(Supplied material begins)

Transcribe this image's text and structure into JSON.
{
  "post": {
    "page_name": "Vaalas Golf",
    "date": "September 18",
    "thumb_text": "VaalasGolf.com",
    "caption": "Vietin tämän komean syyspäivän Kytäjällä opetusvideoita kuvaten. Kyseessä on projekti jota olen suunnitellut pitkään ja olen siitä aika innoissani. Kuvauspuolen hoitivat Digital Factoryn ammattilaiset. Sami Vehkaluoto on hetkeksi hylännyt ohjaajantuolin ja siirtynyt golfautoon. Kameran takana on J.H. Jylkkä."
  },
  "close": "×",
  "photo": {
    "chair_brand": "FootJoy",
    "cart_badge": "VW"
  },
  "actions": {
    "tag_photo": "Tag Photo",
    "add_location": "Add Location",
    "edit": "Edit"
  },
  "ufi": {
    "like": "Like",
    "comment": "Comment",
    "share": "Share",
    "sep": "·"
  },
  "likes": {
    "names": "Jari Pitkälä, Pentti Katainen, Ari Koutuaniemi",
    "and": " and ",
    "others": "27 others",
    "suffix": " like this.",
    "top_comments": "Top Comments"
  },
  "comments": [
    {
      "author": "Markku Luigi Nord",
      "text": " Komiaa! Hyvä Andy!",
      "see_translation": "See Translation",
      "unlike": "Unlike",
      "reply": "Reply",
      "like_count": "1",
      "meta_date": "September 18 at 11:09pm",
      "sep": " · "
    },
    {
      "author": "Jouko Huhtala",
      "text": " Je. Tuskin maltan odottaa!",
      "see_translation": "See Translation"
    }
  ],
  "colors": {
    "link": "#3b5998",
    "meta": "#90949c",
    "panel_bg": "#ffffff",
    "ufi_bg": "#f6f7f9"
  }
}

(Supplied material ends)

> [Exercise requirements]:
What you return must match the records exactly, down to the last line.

> [Answer box]:
Transcribe this image's text and structure into JSON.
{
  "post": {
    "page_name": "Vaalas Golf",
    "date": "September 18",
    "thumb_text": "VaalasGolf.com",
    "caption": "Vietin tämän komean syyspäivän Kytäjällä opetusvideoita kuvaten. Kyseessä on projekti jota olen suunnitellut pitkään ja olen siitä aika innoissani. Kuvauspuolen hoitivat Digital Factoryn ammattilaiset. Sami Vehkaluoto on hetkeksi hylännyt ohjaajantuolin ja siirtynyt golfautoon. Kameran takana on J.H. Jylkkä."
  },
  "close": "×",
  "photo": {
    "chair_brand": "FootJoy",
    "cart_badge": "VW"
  },
  "actions": {
    "tag_photo": "Tag Photo",
    "add_location": "Add Location",
    "edit": "Edit"
  },
  "ufi": {
    "like": "Like",
    "comment": "Comment",
    "share": "Share",
    "sep": "·"
  },
  "likes": {
    "names": "Jari Pitkälä, Pentti Katainen, Ari Koutuaniemi",
    "and": " and ",
    "others": "27 others",
    "suffix": " like this.",
    "top_comments": "Top Comments"
  },
  "comments": [
    {
      "author": "Markku Luigi Nord",
      "text": " Komiaa! Hyvä Andy!",
      "see_translation": "See Translation",
      "unlike": "Unlike",
      "reply": "Reply",
      "like_count": "1",
      "meta_date": "September 18 at 11:09pm",
      "sep": " · "
    },
    {
      "author": "Jouko Huhtala",
      "text": " Je. Tuskin maltan odottaa!",
      "see_translation": "See Translation"
    }
  ],
  "colors": {
    "link": "#3b5998",
    "meta": "#90949c",
    "panel_bg": "#ffffff",
    "ufi_bg": "#f6f7f9"
  }
}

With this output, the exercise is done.